The opportunity for Brown and his production team to further capitalize on his chart dominance came when the filming for Ghostbusters II started. By the late 80s Ray Parker Jr.’s iconic theme song from the first movie was synonymous with the franchise, but the soundtrack’s executive producer Peter Afterman wanted to move away from Parker Jr. for the sequel. After choosing Brown as an optimal replacement, Afterman approached MCA Records with a unique proposal. “Afterman went to MCA Records, Brown’s label, with an offer: MCA could have the lucrative rights to the Ghostbusters II soundtrack if Brown agreed to participate,” Rolling Stone wrote in a 1989 feature on Brown. Brown agreed, but on one condition — he showed an industry savvy beyond his years by leveraging his star power to secure a small role in the film.
“So they packed up their group, got a grip, came equipped/Grabbed their proton packs off their back and they split.”- Bobby Brown
“On Our Own” plays like a normal R & B/New Jack Swing hybrid for Brown, but he puts the Ghostbusters stamp on it by sneaking in a rap about the film’s plot and some of the central characters around the 2:54 mark. Rapping was not uncommon for Brown and his songwriting partners, as “Don’t Be Cruel” and other songs from that time also featured attempts to flex on the mic.
But who was responsible for composing Bobby Brown’s raps? “Don’t Be Cruel” and “On Our Own” co-writer Daryl Simmons told the website Songwriters Universe that he was responsible for co-writing the rap on “Cruel”. “At that time, I was into rap music — I was into Heavy D, Public Enemy…I loved Chuck D. So I wrote the raps for ‘Don’t Be Cruel,” he said. Simmons penned the crux of it, but Bobby also “made it ‘Bobby’ — he brought attitude to it.”
Given Simmons’ affinity for rap music at the time and Brown’s role in writing his own raps, it’s unclear who made the decision to copy Eric B & Rakim’s 1988 single “Follow The Leader”. Jump to the 3:46 mark and listen to the way Rakim raps “So back up, regroup, get a grip, come equipped/You’re the next contestant, clap your hands, you won a trip” and you’ll see that the flow and lyrics are near identical to Brown’s “So they packed up their group, got a grip, came equipped/Grabbed their proton packs off their back and they split” at the 3:03 mark of “On Our Own”.
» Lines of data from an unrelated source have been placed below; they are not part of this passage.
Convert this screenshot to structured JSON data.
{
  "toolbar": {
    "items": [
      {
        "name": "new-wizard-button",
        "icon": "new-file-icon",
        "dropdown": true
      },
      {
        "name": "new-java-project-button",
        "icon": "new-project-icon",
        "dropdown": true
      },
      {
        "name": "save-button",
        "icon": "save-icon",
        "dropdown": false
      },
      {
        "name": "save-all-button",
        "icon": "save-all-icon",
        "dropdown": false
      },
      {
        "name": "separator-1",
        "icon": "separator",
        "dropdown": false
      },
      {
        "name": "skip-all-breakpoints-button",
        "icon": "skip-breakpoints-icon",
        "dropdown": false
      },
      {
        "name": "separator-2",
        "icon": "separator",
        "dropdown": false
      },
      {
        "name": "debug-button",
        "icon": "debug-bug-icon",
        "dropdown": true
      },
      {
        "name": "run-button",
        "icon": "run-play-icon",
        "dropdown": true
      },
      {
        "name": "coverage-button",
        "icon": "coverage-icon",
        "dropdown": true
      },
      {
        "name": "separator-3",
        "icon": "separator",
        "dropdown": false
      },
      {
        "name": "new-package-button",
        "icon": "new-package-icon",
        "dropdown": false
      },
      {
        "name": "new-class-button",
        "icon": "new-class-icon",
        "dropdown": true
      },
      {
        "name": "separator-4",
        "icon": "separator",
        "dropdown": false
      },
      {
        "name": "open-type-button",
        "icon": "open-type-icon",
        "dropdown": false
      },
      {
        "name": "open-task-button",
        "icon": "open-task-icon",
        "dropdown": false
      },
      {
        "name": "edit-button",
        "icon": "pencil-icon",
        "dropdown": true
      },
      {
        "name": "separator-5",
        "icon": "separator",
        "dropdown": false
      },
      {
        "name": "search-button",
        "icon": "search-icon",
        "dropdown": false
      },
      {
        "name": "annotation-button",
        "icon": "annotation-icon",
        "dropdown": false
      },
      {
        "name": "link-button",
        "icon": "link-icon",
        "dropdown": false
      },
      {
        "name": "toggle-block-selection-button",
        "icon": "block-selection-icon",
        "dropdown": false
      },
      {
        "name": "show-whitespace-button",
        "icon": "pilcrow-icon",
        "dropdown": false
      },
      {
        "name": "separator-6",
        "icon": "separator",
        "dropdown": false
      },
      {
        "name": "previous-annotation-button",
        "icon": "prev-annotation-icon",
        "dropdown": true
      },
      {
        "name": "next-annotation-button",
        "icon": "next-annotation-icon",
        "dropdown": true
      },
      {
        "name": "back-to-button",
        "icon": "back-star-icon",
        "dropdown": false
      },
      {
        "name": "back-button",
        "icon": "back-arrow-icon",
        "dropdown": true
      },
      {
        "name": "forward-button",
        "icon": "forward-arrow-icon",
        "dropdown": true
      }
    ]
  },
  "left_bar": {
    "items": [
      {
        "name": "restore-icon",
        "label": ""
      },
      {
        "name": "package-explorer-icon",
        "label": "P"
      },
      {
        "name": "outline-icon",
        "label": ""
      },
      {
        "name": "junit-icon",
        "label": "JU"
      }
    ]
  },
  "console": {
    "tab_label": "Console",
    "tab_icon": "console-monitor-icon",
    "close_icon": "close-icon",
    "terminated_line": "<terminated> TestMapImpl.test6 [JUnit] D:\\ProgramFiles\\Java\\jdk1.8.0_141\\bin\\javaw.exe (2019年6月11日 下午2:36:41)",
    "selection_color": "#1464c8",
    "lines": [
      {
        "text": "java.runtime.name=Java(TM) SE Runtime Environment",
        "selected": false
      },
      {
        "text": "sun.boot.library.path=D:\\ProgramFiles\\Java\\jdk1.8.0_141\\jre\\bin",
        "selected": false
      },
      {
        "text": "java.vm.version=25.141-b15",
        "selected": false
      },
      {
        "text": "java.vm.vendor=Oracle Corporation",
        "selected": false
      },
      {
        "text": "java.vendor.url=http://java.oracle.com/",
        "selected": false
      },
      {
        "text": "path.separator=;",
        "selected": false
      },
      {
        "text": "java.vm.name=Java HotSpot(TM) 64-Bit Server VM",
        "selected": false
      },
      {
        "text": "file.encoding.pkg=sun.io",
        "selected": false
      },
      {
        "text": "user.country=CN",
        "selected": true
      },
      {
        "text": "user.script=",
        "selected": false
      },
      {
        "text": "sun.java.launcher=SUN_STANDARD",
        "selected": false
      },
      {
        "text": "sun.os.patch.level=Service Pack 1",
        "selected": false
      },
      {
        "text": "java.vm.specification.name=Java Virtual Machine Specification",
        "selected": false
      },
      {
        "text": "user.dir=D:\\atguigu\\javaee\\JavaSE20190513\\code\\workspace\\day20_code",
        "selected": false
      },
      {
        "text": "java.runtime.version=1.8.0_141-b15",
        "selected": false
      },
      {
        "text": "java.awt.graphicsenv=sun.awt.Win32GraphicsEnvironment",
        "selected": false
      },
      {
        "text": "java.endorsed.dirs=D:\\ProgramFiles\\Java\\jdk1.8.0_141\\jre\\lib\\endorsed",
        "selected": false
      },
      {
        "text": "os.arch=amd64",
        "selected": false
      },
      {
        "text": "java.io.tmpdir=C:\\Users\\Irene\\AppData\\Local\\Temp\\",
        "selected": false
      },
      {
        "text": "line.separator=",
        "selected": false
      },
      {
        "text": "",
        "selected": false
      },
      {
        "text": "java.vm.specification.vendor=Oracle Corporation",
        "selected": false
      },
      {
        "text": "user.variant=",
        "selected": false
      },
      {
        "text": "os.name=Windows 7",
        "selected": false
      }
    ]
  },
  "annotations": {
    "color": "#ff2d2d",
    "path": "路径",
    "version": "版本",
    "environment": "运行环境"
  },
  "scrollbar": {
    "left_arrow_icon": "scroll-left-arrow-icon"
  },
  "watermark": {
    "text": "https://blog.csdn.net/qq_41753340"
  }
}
“So back up, regroup, get a grip, come equipped/You’re the next contestant, clap your hands, you won a trip”- Rakim
The raps are too similar to be a coincidence. Eric B. & Rakim were rap royalty in the late 80s and based on Simmons’ listening preferences it can be assumed that Brown and company had heard “Follow The Leader” when “On Our Own” was written. Subsequent internet research failed to provide any interviews with Rakim speaking to the two songs, so his feelings on the matter are unknown.
As “On Our Own” climbed to #2 on the Billboard charts and became another money maker for Brown, few people outside of rap’s die-hard fans were likely aware of “Follow The Leader”/“On Our Own” connection. Although New Jack Swing pioneer Teddy Riley once proclaimed the style “may well threaten rap’’, it actually appears that one of the genre’s biggest stars was drawing on rap for inspiration.